In fact, there are over 8,800 suburbs in Australia. And each of those suburbs has poor investment options, promising possibilities, and in rare cases, fantastic opportunities for the property investor who is willing to do the work to discover them.
We spend a great deal of time educating people that it’s individual suburbs that count, not headlines about housing markets. An attractive suburb with good infrastructure, in a location that will always be convenient to the CBD or beach, and with a strong community, will be attractive in any market. For places like that, the pool of buyers who will find living there attractive will always be there, regardless of overall conditions. The challenge of a property investor is locating these suburbs and then staying agile and well-informed on a local level to identify and act on the best opportunities when they arise.
In addition to these established gems, there are the rougher “uncut diamonds” in every city and region that, given some time and patience, will grow in prominence with buyers and investors. For those who know what to look for early, these specific suburbs have a powerful tailwind behind them in terms of capital growth and rental yield.
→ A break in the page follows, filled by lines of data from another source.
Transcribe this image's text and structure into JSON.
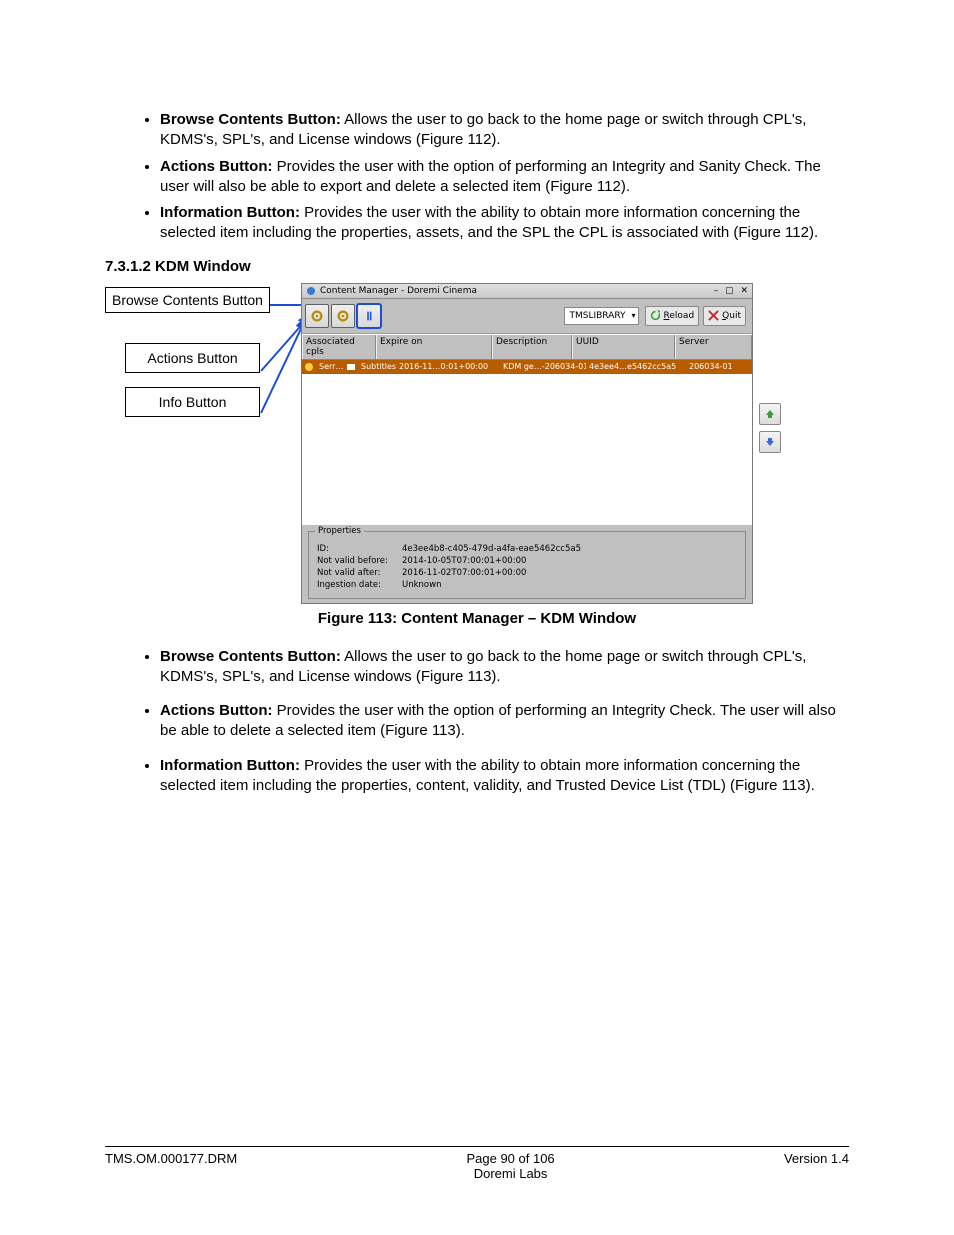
{
  "bullets_top": [
    {
      "term": "Browse Contents Button:",
      "text": " Allows the user to go back to the home page or switch through CPL's, KDMS's, SPL's, and License windows (Figure 112)."
    },
    {
      "term": "Actions Button:",
      "text": " Provides the user with the option of performing an Integrity and Sanity Check. The user will also be able to export and delete a selected item (Figure 112)."
    },
    {
      "term": "Information Button:",
      "text": " Provides the user with the ability to obtain more information concerning the selected item including the properties, assets, and the SPL the CPL is associated with (Figure 112)."
    }
  ],
  "heading": "7.3.1.2 KDM Window",
  "callouts": {
    "browse": "Browse Contents Button",
    "actions": "Actions Button",
    "info": "Info Button"
  },
  "figure_caption": "Figure 113: Content Manager – KDM Window",
  "bullets_bottom": [
    {
      "term": "Browse Contents Button:",
      "text": " Allows the user to go back to the home page or switch through CPL's, KDMS's, SPL's, and License windows (Figure 113)."
    },
    {
      "term": "Actions Button:",
      "text": " Provides the user with the option of performing an Integrity Check. The user will also be able to delete a selected item (Figure 113)."
    },
    {
      "term": "Information Button:",
      "text": " Provides the user with the ability to obtain more information concerning the selected item including the properties, content, validity, and Trusted Device List (TDL) (Figure 113)."
    }
  ],
  "app": {
    "title": "Content Manager - Doremi Cinema",
    "combo": "TMSLIBRARY",
    "reload": "Reload",
    "quit": "Quit",
    "columns": {
      "c1": "Associated cpls",
      "c2": "Expire on",
      "c3": "Description",
      "c4": "UUID",
      "c5": "Server"
    },
    "row": {
      "c1_a": "Serr…",
      "c1_b": "Subtitles",
      "c2": "2016-11…0:01+00:00",
      "c3": "KDM ge…-206034-01",
      "c4": "4e3ee4…e5462cc5a5",
      "c5": "206034-01"
    },
    "props_title": "Properties",
    "props": {
      "id_label": "ID:",
      "id_val": "4e3ee4b8-c405-479d-a4fa-eae5462cc5a5",
      "nvb_label": "Not valid before:",
      "nvb_val": "2014-10-05T07:00:01+00:00",
      "nva_label": "Not valid after:",
      "nva_val": "2016-11-02T07:00:01+00:00",
      "ing_label": "Ingestion date:",
      "ing_val": "Unknown"
    }
  },
  "footer": {
    "left": "TMS.OM.000177.DRM",
    "center1": "Page 90 of 106",
    "center2": "Doremi Labs",
    "right": "Version 1.4"
  }
}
Never before has research and expertise been more important. Investors with the right tools and advice at their disposal can take advantage of markets like today to identify fantastic long-term opportunities that will deliver strong returns for years to come.